## WHAT YOU ARE ASKED TO DO
Every single entry must be restated word for word.

Segment Open

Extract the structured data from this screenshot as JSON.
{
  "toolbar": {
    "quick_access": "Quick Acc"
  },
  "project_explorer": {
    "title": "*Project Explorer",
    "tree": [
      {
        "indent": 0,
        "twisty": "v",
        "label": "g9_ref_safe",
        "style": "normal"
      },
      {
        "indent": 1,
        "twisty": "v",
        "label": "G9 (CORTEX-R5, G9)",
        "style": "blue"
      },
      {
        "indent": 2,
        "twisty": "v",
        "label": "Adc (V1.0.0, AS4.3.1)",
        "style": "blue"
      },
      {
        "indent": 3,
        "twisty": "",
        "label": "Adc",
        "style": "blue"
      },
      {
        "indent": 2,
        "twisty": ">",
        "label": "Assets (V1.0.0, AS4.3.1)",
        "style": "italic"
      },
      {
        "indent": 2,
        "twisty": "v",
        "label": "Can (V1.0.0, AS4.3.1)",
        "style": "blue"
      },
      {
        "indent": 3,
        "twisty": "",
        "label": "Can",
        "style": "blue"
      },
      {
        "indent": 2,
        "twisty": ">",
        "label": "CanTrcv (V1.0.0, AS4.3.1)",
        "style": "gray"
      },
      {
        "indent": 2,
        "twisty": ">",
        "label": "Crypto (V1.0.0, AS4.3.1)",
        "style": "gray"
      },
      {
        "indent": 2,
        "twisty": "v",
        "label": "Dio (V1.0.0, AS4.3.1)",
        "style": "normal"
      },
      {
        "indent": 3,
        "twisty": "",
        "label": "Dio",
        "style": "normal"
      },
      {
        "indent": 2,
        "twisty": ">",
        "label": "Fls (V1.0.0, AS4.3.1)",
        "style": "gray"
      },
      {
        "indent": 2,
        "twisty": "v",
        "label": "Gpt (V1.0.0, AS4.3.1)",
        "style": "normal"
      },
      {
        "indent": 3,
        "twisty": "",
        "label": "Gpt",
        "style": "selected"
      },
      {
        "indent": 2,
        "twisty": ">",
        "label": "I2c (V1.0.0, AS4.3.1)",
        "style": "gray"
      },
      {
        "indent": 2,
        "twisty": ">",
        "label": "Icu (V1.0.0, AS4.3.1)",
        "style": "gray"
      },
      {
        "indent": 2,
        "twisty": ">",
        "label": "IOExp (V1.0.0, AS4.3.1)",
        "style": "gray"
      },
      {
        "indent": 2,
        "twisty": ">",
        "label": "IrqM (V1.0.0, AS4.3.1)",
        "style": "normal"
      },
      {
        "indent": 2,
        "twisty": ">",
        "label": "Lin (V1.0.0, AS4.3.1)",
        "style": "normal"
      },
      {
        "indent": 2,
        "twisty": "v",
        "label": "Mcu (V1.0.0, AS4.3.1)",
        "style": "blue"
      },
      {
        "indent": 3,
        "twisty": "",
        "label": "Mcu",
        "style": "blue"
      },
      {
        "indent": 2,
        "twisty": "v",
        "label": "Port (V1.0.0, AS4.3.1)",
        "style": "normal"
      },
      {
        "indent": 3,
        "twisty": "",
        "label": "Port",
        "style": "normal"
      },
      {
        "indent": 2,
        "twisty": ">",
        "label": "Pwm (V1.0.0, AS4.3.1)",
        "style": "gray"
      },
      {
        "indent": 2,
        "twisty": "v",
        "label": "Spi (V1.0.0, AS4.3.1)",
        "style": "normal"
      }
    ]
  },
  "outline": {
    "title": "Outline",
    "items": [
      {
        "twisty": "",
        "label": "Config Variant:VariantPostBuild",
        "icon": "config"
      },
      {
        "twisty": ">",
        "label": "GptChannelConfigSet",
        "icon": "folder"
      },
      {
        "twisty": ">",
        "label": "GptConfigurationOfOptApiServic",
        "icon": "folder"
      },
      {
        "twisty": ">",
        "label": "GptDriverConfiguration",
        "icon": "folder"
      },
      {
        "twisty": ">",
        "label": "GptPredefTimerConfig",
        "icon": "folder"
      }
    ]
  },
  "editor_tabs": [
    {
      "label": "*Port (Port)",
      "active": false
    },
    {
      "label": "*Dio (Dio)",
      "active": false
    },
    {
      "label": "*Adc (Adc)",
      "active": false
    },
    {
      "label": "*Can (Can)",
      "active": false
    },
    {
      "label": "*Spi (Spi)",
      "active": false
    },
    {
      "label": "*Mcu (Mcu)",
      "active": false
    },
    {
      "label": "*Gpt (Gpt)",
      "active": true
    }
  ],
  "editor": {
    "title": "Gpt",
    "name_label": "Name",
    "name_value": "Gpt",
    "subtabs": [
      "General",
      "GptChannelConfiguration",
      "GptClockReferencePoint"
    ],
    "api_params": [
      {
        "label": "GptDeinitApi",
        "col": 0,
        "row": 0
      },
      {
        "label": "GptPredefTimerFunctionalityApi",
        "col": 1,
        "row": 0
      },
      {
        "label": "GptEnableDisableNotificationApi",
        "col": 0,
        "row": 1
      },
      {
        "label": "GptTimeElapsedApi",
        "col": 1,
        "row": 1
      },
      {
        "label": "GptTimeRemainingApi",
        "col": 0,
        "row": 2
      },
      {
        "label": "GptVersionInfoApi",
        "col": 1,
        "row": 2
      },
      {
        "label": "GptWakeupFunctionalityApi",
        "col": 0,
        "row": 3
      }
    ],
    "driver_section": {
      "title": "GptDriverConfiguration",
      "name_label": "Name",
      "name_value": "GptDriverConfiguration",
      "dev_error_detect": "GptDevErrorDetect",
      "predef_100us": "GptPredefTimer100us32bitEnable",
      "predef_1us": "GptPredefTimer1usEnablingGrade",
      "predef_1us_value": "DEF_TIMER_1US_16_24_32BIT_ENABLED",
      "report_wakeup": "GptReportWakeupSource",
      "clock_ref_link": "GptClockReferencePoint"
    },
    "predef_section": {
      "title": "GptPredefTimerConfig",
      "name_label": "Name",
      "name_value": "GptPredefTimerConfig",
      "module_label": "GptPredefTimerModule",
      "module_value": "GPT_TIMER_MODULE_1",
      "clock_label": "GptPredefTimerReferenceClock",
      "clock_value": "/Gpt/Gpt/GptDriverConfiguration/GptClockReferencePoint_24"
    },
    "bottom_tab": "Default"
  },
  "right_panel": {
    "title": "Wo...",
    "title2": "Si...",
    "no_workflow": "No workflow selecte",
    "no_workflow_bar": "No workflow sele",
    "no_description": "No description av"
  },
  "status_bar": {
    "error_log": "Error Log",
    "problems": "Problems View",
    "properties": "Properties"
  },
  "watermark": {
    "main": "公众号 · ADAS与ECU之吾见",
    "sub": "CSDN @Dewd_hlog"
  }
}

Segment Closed

## RESPONSE TO THE EXERCISE
Extract the structured data from this screenshot as JSON.
{
  "toolbar": {
    "quick_access": "Quick Acc"
  },
  "project_explorer": {
    "title": "*Project Explorer",
    "tree": [
      {
        "indent": 0,
        "twisty": "v",
        "label": "g9_ref_safe",
        "style": "normal"
      },
      {
        "indent": 1,
        "twisty": "v",
        "label": "G9 (CORTEX-R5, G9)",
        "style": "blue"
      },
      {
        "indent": 2,
        "twisty": "v",
        "label": "Adc (V1.0.0, AS4.3.1)",
        "style": "blue"
      },
      {
        "indent": 3,
        "twisty": "",
        "label": "Adc",
        "style": "blue"
      },
      {
        "indent": 2,
        "twisty": ">",
        "label": "Assets (V1.0.0, AS4.3.1)",
        "style": "italic"
      },
      {
        "indent": 2,
        "twisty": "v",
        "label": "Can (V1.0.0, AS4.3.1)",
        "style": "blue"
      },
      {
        "indent": 3,
        "twisty": "",
        "label": "Can",
        "style": "blue"
      },
      {
        "indent": 2,
        "twisty": ">",
        "label": "CanTrcv (V1.0.0, AS4.3.1)",
        "style": "gray"
      },
      {
        "indent": 2,
        "twisty": ">",
        "label": "Crypto (V1.0.0, AS4.3.1)",
        "style": "gray"
      },
      {
        "indent": 2,
        "twisty": "v",
        "label": "Dio (V1.0.0, AS4.3.1)",
        "style": "normal"
      },
      {
        "indent": 3,
        "twisty": "",
        "label": "Dio",
        "style": "normal"
      },
      {
        "indent": 2,
        "twisty": ">",
        "label": "Fls (V1.0.0, AS4.3.1)",
        "style": "gray"
      },
      {
        "indent": 2,
        "twisty": "v",
        "label": "Gpt (V1.0.0, AS4.3.1)",
        "style": "normal"
      },
      {
        "indent": 3,
        "twisty": "",
        "label": "Gpt",
        "style": "selected"
      },
      {
        "indent": 2,
        "twisty": ">",
        "label": "I2c (V1.0.0, AS4.3.1)",
        "style": "gray"
      },
      {
        "indent": 2,
        "twisty": ">",
        "label": "Icu (V1.0.0, AS4.3.1)",
        "style": "gray"
      },
      {
        "indent": 2,
        "twisty": ">",
        "label": "IOExp (V1.0.0, AS4.3.1)",
        "style": "gray"
      },
      {
        "indent": 2,
        "twisty": ">",
        "label": "IrqM (V1.0.0, AS4.3.1)",
        "style": "normal"
      },
      {
        "indent": 2,
        "twisty": ">",
        "label": "Lin (V1.0.0, AS4.3.1)",
        "style": "normal"
      },
      {
        "indent": 2,
        "twisty": "v",
        "label": "Mcu (V1.0.0, AS4.3.1)",
        "style": "blue"
      },
      {
        "indent": 3,
        "twisty": "",
        "label": "Mcu",
        "style": "blue"
      },
      {
        "indent": 2,
        "twisty": "v",
        "label": "Port (V1.0.0, AS4.3.1)",
        "style": "normal"
      },
      {
        "indent": 3,
        "twisty": "",
        "label": "Port",
        "style": "normal"
      },
      {
        "indent": 2,
        "twisty": ">",
        "label": "Pwm (V1.0.0, AS4.3.1)",
        "style": "gray"
      },
      {
        "indent": 2,
        "twisty": "v",
        "label": "Spi (V1.0.0, AS4.3.1)",
        "style": "normal"
      }
    ]
  },
  "outline": {
    "title": "Outline",
    "items": [
      {
        "twisty": "",
        "label": "Config Variant:VariantPostBuild",
        "icon": "config"
      },
      {
        "twisty": ">",
        "label": "GptChannelConfigSet",
        "icon": "folder"
      },
      {
        "twisty": ">",
        "label": "GptConfigurationOfOptApiServic",
        "icon": "folder"
      },
      {
        "twisty": ">",
        "label": "GptDriverConfiguration",
        "icon": "folder"
      },
      {
        "twisty": ">",
        "label": "GptPredefTimerConfig",
        "icon": "folder"
      }
    ]
  },
  "editor_tabs": [
    {
      "label": "*Port (Port)",
      "active": false
    },
    {
      "label": "*Dio (Dio)",
      "active": false
    },
    {
      "label": "*Adc (Adc)",
      "active": false
    },
    {
      "label": "*Can (Can)",
      "active": false
    },
    {
      "label": "*Spi (Spi)",
      "active": false
    },
    {
      "label": "*Mcu (Mcu)",
      "active": false
    },
    {
      "label": "*Gpt (Gpt)",
      "active": true
    }
  ],
  "editor": {
    "title": "Gpt",
    "name_label": "Name",
    "name_value": "Gpt",
    "subtabs": [
      "General",
      "GptChannelConfiguration",
      "GptClockReferencePoint"
    ],
    "api_params": [
      {
        "label": "GptDeinitApi",
        "col": 0,
        "row": 0
      },
      {
        "label": "GptPredefTimerFunctionalityApi",
        "col": 1,
        "row": 0
      },
      {
        "label": "GptEnableDisableNotificationApi",
        "col": 0,
        "row": 1
      },
      {
        "label": "GptTimeElapsedApi",
        "col": 1,
        "row": 1
      },
      {
        "label": "GptTimeRemainingApi",
        "col": 0,
        "row": 2
      },
      {
        "label": "GptVersionInfoApi",
        "col": 1,
        "row": 2
      },
      {
        "label": "GptWakeupFunctionalityApi",
        "col": 0,
        "row": 3
      }
    ],
    "driver_section": {
      "title": "GptDriverConfiguration",
      "name_label": "Name",
      "name_value": "GptDriverConfiguration",
      "dev_error_detect": "GptDevErrorDetect",
      "predef_100us": "GptPredefTimer100us32bitEnable",
      "predef_1us": "GptPredefTimer1usEnablingGrade",
      "predef_1us_value": "DEF_TIMER_1US_16_24_32BIT_ENABLED",
      "report_wakeup": "GptReportWakeupSource",
      "clock_ref_link": "GptClockReferencePoint"
    },
    "predef_section": {
      "title": "GptPredefTimerConfig",
      "name_label": "Name",
      "name_value": "GptPredefTimerConfig",
      "module_label": "GptPredefTimerModule",
      "module_value": "GPT_TIMER_MODULE_1",
      "clock_label": "GptPredefTimerReferenceClock",
      "clock_value": "/Gpt/Gpt/GptDriverConfiguration/GptClockReferencePoint_24"
    },
    "bottom_tab": "Default"
  },
  "right_panel": {
    "title": "Wo...",
    "title2": "Si...",
    "no_workflow": "No workflow selecte",
    "no_workflow_bar": "No workflow sele",
    "no_description": "No description av"
  },
  "status_bar": {
    "error_log": "Error Log",
    "problems": "Problems View",
    "properties": "Properties"
  },
  "watermark": {
    "main": "公众号 · ADAS与ECU之吾见",
    "sub": "CSDN @Dewd_hlog"
  }
}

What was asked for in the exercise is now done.